The typical cryogenic process uses dry nitrogen gas to slowly cool a holding chamber to below -300°F. Parts are kept at the temperature for up to 24 hours and then slowly brought back to room temperature.
At this extreme cold, the molecular structure of the parts is altered, increasing their durability. Soft austenite is completely converted to harder martensite.
First developed by NASA, cryogenic treating:
- Requires only a single treatment
- Affects an entire part, not just the surface
- Reduces brittleness
- Increases tensile strength, toughness and stability
- Is unaffected by refinishing or regrinding
- Relaxes internal stresses
- Increases resistance to abrasive wear
Case study briefs
- From a paper converter in Agawam, Massachusetts: M-2 Lenox knives that were lasting 70 production hours are now lasting 240 production hours after cryogenic processing.
- From a paper mill in Glens Falls, New York: a ductile iron pumper impeller that was lasting 6-7 months without processing lasts 14 months with processing.
- From a chemical plant in Springfield, Massachusetts: processing of high-speed steel twist drills has increased their life by 300%.
- From a chemical plant in Waterford, New York: O-1 granulator blades that previously lasted for 100 runs, now last for 120 runs with processing.
- From a metal fabricator in Holyoke, Massachusetts: M-2 tool steel punch dies that needed resharpening after 12,000 hits are, with processing, still like new after 24,000 hits.

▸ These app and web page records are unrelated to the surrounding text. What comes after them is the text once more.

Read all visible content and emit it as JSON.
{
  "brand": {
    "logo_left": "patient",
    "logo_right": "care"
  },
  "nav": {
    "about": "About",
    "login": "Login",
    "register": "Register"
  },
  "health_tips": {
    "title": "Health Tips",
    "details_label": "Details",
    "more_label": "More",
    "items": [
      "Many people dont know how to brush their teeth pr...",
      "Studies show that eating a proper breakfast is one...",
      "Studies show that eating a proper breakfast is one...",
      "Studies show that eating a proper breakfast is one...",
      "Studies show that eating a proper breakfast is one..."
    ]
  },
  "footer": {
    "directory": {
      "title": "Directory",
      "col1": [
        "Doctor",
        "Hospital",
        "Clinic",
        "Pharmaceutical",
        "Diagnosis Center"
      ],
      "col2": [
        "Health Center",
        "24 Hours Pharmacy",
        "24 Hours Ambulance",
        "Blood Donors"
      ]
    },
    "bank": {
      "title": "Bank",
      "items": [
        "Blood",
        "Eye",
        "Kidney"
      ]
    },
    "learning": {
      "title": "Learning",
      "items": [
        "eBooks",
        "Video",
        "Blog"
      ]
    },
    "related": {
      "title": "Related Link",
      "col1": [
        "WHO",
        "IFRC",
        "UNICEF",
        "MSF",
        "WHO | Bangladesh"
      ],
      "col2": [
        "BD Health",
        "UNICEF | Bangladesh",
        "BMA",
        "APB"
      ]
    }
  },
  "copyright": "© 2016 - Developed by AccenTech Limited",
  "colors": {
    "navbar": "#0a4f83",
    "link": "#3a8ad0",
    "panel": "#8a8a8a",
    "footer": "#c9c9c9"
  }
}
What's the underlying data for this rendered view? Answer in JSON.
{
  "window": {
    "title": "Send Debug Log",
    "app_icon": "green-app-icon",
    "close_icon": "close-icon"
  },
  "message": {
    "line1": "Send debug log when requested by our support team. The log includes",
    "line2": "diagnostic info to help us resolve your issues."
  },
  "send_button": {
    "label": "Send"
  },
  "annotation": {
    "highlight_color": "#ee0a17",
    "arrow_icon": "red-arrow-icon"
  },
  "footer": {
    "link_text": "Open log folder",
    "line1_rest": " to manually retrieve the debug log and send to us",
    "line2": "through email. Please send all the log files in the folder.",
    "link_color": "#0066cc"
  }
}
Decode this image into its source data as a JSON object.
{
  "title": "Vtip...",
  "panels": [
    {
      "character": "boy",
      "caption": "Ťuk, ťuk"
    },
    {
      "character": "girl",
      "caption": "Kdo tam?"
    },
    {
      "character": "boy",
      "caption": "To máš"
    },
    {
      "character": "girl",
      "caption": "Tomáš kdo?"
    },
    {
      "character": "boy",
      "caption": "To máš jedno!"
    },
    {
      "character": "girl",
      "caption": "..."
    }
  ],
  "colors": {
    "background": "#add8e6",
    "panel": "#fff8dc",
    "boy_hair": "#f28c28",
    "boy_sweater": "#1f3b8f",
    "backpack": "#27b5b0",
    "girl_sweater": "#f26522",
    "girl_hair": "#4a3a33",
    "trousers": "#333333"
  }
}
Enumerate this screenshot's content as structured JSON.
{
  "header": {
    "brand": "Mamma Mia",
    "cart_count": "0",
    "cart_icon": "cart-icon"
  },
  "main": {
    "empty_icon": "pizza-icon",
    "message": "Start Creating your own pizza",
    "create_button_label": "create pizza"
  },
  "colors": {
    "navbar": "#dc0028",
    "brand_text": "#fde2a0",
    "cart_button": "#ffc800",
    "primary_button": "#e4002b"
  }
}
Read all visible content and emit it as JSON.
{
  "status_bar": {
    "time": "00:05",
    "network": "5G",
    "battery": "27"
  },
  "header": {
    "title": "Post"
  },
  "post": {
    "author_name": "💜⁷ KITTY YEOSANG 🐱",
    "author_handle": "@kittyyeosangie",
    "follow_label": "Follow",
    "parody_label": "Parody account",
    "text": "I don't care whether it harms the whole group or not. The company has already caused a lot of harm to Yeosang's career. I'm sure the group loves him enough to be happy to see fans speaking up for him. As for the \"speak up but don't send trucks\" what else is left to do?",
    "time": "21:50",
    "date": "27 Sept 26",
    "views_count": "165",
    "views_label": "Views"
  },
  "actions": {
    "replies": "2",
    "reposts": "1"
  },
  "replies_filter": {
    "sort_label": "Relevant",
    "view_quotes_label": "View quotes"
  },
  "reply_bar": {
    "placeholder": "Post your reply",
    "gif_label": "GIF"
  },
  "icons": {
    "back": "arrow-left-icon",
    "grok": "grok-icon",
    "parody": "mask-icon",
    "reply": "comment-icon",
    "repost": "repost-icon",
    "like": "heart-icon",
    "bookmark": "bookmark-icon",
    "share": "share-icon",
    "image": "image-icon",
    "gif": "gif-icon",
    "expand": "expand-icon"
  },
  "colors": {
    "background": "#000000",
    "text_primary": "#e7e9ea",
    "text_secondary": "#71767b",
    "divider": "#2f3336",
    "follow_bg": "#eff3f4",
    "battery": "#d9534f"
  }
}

- Drill bits
- End mills
- Band saw blades
- Lathe inserts
- Progressive dies
- Fly and bed knives
- Pump parts
- Mower blades
- Chipper knives
- Softball bats
- Granulator blades
Spotlight application — Golf Clubs
Cryogenically treating your golf clubs can help add distance and control to your game! Manufacturing clubs from cryogenically-treated steel allows weight to be redistributed with thinner club walls and faces, which generate superior energy transfer for greater distance. Nicklaus Golf Equipment is the first manufacturer to apply cryogenic technology to its clubs on a large scale, producing a “cryogenic supersteel” that is 25% stronger and 18% harder than 6-4 titanium and 28% stronger than alpha maraging steel.
The cryogenic freezing process is also great for other sports equipment, including baseball bats, tennis rackets and fish hooks.